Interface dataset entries

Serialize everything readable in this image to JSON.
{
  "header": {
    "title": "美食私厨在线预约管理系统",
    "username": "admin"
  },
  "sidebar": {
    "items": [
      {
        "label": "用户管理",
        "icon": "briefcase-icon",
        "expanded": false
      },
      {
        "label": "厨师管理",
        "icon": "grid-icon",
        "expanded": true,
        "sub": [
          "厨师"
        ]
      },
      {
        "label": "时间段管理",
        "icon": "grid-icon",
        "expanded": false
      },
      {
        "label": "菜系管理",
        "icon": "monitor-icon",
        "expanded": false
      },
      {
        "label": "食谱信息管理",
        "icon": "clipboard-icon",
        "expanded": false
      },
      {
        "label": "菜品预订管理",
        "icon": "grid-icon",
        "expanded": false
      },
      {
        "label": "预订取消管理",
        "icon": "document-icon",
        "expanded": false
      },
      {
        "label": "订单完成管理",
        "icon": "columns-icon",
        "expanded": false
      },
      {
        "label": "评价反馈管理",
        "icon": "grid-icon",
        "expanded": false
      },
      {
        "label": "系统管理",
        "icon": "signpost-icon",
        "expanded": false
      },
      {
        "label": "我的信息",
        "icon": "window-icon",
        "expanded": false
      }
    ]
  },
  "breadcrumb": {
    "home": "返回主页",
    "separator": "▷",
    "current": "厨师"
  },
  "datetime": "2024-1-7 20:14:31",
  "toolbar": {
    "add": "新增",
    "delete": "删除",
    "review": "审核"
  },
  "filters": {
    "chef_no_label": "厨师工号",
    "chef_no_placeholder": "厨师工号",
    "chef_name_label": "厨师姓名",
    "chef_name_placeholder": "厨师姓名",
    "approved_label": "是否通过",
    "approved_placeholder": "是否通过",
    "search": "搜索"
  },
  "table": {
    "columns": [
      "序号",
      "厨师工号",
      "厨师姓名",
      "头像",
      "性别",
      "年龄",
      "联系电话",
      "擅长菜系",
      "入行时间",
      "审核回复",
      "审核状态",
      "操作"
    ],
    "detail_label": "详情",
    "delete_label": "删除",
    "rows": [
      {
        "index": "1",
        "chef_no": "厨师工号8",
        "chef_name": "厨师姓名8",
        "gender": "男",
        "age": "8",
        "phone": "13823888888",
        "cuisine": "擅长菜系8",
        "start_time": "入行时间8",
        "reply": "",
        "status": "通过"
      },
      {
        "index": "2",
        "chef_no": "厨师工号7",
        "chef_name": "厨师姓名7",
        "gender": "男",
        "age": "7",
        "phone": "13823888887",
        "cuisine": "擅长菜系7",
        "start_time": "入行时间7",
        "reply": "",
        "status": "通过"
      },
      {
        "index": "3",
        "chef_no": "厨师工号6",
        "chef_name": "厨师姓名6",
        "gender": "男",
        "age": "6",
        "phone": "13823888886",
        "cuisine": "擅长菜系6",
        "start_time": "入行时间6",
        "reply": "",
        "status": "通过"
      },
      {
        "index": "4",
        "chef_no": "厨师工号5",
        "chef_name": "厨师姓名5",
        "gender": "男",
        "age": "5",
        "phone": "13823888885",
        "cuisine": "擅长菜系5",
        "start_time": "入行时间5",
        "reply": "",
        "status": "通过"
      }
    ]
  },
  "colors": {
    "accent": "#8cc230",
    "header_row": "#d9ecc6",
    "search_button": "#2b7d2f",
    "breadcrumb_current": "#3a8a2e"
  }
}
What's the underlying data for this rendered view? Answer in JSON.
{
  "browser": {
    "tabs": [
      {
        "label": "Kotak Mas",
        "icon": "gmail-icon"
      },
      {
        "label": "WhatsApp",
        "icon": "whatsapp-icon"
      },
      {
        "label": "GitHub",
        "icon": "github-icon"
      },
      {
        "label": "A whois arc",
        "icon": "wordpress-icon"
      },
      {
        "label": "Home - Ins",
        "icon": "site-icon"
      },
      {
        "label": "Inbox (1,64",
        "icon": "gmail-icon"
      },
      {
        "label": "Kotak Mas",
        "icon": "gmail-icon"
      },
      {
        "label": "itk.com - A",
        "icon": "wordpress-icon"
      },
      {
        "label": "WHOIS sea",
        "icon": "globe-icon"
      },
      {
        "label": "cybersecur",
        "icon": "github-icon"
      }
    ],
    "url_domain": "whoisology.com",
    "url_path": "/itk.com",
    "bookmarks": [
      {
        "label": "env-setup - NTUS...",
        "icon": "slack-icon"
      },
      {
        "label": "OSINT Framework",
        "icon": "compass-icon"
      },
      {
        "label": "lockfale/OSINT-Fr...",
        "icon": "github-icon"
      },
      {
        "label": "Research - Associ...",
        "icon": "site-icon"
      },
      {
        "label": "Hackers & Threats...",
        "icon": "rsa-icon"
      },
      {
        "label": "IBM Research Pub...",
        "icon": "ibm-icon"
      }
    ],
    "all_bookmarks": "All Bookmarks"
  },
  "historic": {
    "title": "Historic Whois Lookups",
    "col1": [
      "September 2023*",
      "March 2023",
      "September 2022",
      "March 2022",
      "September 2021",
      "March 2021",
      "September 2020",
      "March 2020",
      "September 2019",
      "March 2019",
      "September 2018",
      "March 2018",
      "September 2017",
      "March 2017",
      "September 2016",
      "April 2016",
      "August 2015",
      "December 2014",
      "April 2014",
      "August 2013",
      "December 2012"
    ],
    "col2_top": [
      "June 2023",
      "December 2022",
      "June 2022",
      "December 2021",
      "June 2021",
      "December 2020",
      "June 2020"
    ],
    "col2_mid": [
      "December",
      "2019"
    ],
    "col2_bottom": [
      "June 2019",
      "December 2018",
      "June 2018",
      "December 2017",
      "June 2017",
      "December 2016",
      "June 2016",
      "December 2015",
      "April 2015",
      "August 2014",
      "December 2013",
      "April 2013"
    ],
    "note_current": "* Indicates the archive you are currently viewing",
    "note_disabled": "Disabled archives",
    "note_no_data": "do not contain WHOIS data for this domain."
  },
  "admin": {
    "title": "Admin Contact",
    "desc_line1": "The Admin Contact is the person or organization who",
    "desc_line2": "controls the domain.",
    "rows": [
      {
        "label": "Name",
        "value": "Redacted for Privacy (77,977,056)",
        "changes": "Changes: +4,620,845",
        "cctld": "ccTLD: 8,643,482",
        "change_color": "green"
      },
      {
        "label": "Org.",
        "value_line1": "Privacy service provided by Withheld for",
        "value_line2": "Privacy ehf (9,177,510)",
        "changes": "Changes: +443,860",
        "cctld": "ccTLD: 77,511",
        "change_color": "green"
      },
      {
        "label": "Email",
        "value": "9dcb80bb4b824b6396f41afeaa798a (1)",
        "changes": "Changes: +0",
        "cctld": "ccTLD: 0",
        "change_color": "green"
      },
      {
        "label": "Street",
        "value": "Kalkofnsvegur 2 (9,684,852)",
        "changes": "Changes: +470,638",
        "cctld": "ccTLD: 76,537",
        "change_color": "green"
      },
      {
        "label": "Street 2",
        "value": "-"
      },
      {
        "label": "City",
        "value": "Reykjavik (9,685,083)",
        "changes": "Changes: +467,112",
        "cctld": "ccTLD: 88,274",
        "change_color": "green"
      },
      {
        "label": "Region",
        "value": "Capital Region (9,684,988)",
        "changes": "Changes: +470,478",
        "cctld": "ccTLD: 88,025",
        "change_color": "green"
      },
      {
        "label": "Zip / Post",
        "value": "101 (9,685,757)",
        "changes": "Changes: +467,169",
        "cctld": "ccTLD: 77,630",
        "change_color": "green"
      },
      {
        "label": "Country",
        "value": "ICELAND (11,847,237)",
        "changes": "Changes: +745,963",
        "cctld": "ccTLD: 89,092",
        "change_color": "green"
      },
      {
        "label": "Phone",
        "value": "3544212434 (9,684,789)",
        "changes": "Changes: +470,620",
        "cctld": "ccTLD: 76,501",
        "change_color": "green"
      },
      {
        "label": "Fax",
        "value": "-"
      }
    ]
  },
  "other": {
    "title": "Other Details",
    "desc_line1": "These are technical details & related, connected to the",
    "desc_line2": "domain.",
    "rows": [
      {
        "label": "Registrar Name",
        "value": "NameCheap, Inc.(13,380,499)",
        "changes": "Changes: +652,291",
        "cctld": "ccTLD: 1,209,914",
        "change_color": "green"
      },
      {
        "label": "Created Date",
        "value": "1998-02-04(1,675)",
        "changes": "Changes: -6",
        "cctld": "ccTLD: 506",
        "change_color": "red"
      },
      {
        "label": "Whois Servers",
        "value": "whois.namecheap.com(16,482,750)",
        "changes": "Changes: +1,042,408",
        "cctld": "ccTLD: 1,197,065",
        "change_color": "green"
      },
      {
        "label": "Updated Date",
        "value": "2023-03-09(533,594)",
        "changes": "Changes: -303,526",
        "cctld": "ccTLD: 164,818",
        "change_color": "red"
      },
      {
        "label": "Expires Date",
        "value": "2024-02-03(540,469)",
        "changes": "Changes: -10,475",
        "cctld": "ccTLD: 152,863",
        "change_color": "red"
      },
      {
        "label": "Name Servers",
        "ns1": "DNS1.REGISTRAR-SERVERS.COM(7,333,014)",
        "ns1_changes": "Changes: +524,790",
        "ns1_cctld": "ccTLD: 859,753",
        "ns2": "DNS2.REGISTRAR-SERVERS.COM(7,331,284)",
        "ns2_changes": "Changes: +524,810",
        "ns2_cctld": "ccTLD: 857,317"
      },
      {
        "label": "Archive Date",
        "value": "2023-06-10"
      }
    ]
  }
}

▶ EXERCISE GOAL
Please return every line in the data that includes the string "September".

▶ YOUR SOLUTION
      "September 2023*",
      "September 2022",
      "September 2021",
      "September 2020",
      "September 2019",
      "September 2018",
      "September 2017",
      "September 2016",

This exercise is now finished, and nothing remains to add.